What makes these statistics even worse is that many of those people will have been unaware that they didn’t have to apply for means-tested local authority care at all. They may well have been eligible to have all of their care needs funded by the NHS in the form of Continuing Healthcare funding (NHS CHC).
The NHS’s best kept secret
NHS CHC is sometimes called the NHS’s best kept secret. Available for both health and social care, it is allocated by NHS Clinical Commissioning Groups (CCGs). It can fund residential care, a nursing facility or care at home.
Eligibility for NHS CHC is determined by whether a person’s care needs arise from a “primary health need”. This may be due to a disability, a disease such as Alzheimer’s or Multiple Sclerosis, or the after-effects of a stroke. But it is not dependent on a particular diagnosis. It is for the health and social care professionals involved in the person’s care to decide if they fit the criteria for funding based on all the evidence.
You may have to push for an NHS CHC assessment
Unfortunately, many of our clients have told us that at the crucial moments when decisions are being taken about how care needs are going to be met, the professionals around them often fail to mention even the existence of NHS CHC funding, never mind whether they may be eligible for it. It is often only those with well-informed relatives who are ever put forward for assessment. And as recent testimony shows, the assessment process is often flawed, driven more by the CCG’s financial considerations than the individual’s care needs.
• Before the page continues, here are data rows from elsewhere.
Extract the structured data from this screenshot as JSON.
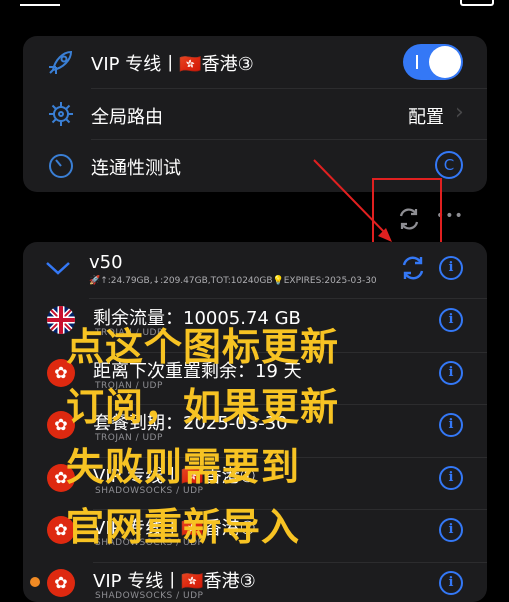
{
  "top_card": {
    "vip_row": {
      "label": "VIP 专线丨🇭🇰香港③",
      "toggle_on": true
    },
    "routing_row": {
      "label": "全局路由",
      "value": "配置",
      "chevron": "›"
    },
    "connectivity_row": {
      "label": "连通性测试",
      "badge": "C"
    }
  },
  "toolbar": {
    "more": "•••"
  },
  "subscription": {
    "name": "v50",
    "stats": "🚀↑:24.79GB,↓:209.47GB,TOT:10240GB💡EXPIRES:2025-03-30",
    "chevron": "∨"
  },
  "servers": [
    {
      "flag": "uk",
      "name": "剩余流量：10005.74 GB",
      "sub": "TROJAN / UDP"
    },
    {
      "flag": "hk",
      "name": "距离下次重置剩余：19 天",
      "sub": "TROJAN / UDP"
    },
    {
      "flag": "hk",
      "name": "套餐到期：2025-03-30",
      "sub": "TROJAN / UDP"
    },
    {
      "flag": "hk",
      "name": "VIP 专线丨🇭🇰香港①",
      "sub": "SHADOWSOCKS / UDP"
    },
    {
      "flag": "hk",
      "name": "VIP 专线丨🇭🇰香港②",
      "sub": "SHADOWSOCKS / UDP"
    },
    {
      "flag": "hk",
      "name": "VIP 专线丨🇭🇰香港③",
      "sub": "SHADOWSOCKS / UDP"
    }
  ],
  "annotation": {
    "lines": [
      "点这个图标更新",
      "订阅，如果更新",
      "失败则需要到",
      "官网重新导入"
    ]
  },
  "icons": {
    "info": "i",
    "hk_flag": "✿"
  },
  "colors": {
    "accent": "#3478f6",
    "annotation": "#f7c323",
    "highlight": "#e02020"
  }
}
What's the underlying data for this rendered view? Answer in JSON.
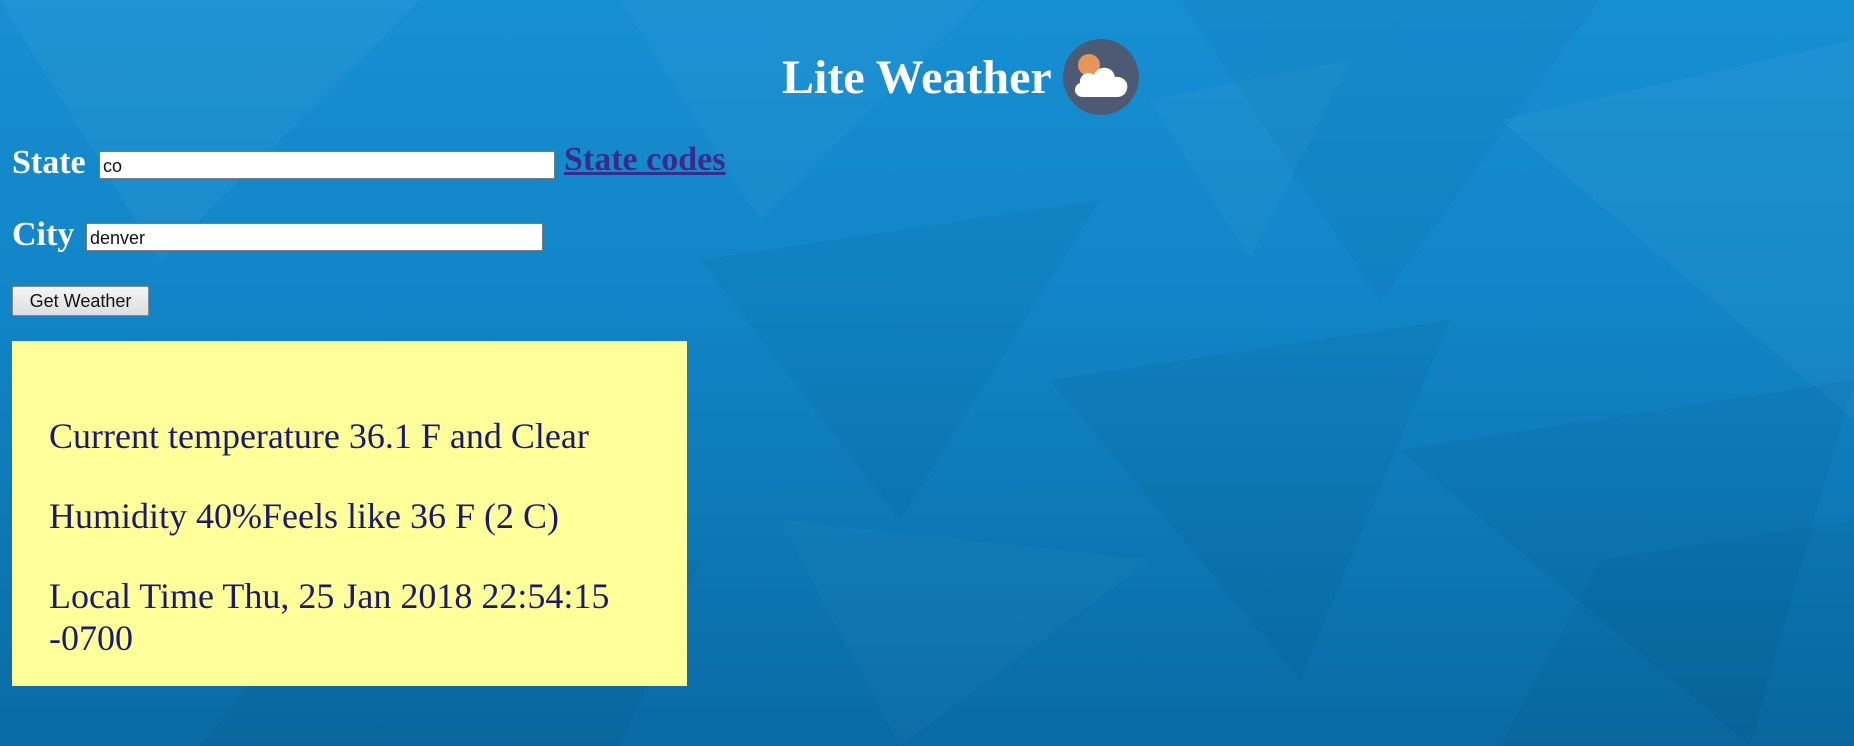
{
  "app": {
    "title": "Lite Weather",
    "logo_icon": "sun-cloud-icon"
  },
  "form": {
    "state_label": "State",
    "state_value": "co",
    "state_codes_link": "State codes",
    "city_label": "City",
    "city_value": "denver",
    "submit_label": "Get Weather"
  },
  "result": {
    "temperature_line": "Current temperature 36.1 F and Clear",
    "humidity_line": "Humidity 40%Feels like 36 F (2 C)",
    "local_time_line": "Local Time Thu, 25 Jan 2018 22:54:15 -0700"
  },
  "colors": {
    "background": "#1185c7",
    "result_background": "#ffff99",
    "result_text": "#1a1a6e",
    "link": "#3b2a8c",
    "logo_circle": "#4d5a73",
    "logo_sun": "#e8935a"
  }
}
So if you have a relative who needs day to day care, push for an NHS CHC assessment before going down the means-tested local authority route. This is especially the case if the person has been incapacitated due to illness, the worsening of a pre-existing condition, or after a stay in hospital. Don’t be fobbed off with assurances that your relative “won’t qualify” for NHS CHC – there are clear steps that must be followed to establish that, and relatives have the right to be party to those.
Many people find they need expert help
Many people who do get as far as a full assessment find they need expert help in navigating this often complex process. If this is the case for you, call Just Caring Legal today on 0191 556 1078 or email us at email@example.com for an initial discussion of your case. As specialists in NHS CHC, we can cut through the jargon and complexity, challenge CCG decisions directly and explain everything to you in a way you can understand. That way you will have more precious time to spend with your family member for whatever time they have left.